Area “h” is where there are provided regions between which the lengths of the land prepits formed therein as observed in the direction of the tracks are mutually different. For example, as shown in FIG. 4, from the inner edge of area “h”, there are formed a region where the length of land prepits in the direction of the tracks equals L1 and then a region where the length of land prepits in the direction of the tracks equals L2 (>L1). The values of L1 and L2 are determined on the basis of the limit values of the track-direction land prepit length within which a disc is evaluated as meeting its standard, and on the basis of information on low-quality discs, which have been an issue in the market.
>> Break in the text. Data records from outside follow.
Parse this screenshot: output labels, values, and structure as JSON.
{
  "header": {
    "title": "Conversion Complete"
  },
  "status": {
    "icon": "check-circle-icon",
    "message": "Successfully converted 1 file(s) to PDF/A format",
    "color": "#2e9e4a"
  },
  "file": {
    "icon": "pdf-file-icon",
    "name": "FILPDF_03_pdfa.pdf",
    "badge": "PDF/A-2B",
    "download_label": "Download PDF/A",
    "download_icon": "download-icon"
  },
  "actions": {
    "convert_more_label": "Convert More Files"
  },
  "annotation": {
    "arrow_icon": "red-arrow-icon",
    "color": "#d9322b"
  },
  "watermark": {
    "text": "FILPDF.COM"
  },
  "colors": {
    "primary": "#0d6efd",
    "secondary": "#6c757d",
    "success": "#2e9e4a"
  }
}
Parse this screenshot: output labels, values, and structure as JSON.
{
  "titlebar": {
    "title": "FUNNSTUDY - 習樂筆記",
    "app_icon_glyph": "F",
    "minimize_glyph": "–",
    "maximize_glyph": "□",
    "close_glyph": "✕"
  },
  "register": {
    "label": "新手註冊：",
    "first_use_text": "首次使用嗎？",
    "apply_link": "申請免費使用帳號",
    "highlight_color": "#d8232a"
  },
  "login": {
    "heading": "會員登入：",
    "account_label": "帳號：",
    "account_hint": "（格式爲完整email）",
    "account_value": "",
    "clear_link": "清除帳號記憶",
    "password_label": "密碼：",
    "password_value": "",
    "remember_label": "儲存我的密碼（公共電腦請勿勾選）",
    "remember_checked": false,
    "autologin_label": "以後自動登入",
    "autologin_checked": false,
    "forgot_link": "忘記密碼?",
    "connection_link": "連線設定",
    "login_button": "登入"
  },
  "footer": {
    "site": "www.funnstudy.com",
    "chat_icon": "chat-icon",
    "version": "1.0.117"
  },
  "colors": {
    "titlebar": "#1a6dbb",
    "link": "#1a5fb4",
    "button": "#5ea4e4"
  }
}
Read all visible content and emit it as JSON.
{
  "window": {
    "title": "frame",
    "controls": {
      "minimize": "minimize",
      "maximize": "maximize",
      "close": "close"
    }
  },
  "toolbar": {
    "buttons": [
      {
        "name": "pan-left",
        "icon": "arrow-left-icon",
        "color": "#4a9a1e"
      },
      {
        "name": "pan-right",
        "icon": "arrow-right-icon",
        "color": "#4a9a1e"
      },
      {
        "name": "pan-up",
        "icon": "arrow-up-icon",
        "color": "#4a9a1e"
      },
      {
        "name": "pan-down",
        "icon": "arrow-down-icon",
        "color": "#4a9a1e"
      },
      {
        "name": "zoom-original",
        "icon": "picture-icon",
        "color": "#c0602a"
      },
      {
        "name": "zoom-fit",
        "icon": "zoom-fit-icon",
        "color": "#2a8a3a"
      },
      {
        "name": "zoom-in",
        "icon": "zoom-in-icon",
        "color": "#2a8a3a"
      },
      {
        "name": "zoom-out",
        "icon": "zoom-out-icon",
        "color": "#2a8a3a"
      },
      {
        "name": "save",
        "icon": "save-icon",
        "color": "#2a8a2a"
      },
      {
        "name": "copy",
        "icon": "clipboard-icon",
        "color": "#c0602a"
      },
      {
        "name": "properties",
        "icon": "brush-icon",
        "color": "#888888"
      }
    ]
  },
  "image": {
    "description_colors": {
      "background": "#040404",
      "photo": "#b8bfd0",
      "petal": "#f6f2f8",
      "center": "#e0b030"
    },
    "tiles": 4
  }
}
This makes it possible to check the tolerance of the decoding of land prepits.

Area “i” has the format of a CD-ROM, and has a trail of pits formed on the glass substrate.

Now, the procedure for testing a pickup by the use of the test disc according to the present invention described above will be described with reference to the flow chart in FIG. 5.

First, in step S10, the test disc is loaded in a test apparatus. The test apparatus may be any conventionally know one for use for the development of pickups. Then, in step S20, a pickup is mounted on the test apparatus.

In step S30, the test apparatus adjusts the power of laser, and then, in step S40, the pickup moves to area “a”. In step S50, the focus error is measured. Then, in step S60, the focus servo is turned on, and skew adjustment and the like are performed.

In step S70, the pickup moves to area “b”. In step S80, on the basis of the light reflected from the test disc, whether or not the levels of the amplitudes of the land prepit signal and of the wobble signal meet the standard is checked. In addition, the results of the decoding of land prepits are checked.

In step S90, the pickup moves to area “c”. In step S100, on the basis of the light reflected from the test disc, whether or not the level of the amplitude of the wobble signal meets the standard is checked. In addition, the results of the decoding of ADIP are checked.

Subsequently, in steps S110 to S200, testing is performed in similar manners in areas “d” to “h”. Specifically, in the areas directed to DVD- family, the levels of the amplitudes of the land prepit signal and the wobble signal and the results of the decoding of land prepits are checked, and, in the areas directed to DVD+ family, the level of the amplitude of the wobble signal and results of the decoding of ADIP are checked.

Next, in step S210, the pickup moves to area “i”. In step S220, the focus error is measured. In step S230, the focus servo is turned on, and skew adjustment and the like are performed. Now, the testing is complete.

In the above description, the test disc according to the present invention has been described as having a substrate formed of glass and having no recording layer. It is, however, also possible to form one as a disc, like commercially available recordable DVDs, having a substrate formed of polycarbonate and having a recording layer of organic colorant film or phase change film. In that case, for example, in the recorded regions of areas “b” and “c”, if the recording layer is organic colorant film, recording marks are formed by deforming parts of the recording layer, the substrate, and the reflective layer, and, if the recording layer is phase change film, recording marks are formed by making parts of the recording layer amorphous. Also with the test disc so structured, it is possible to dramatically enhance the efficiency of the testing of a pickup.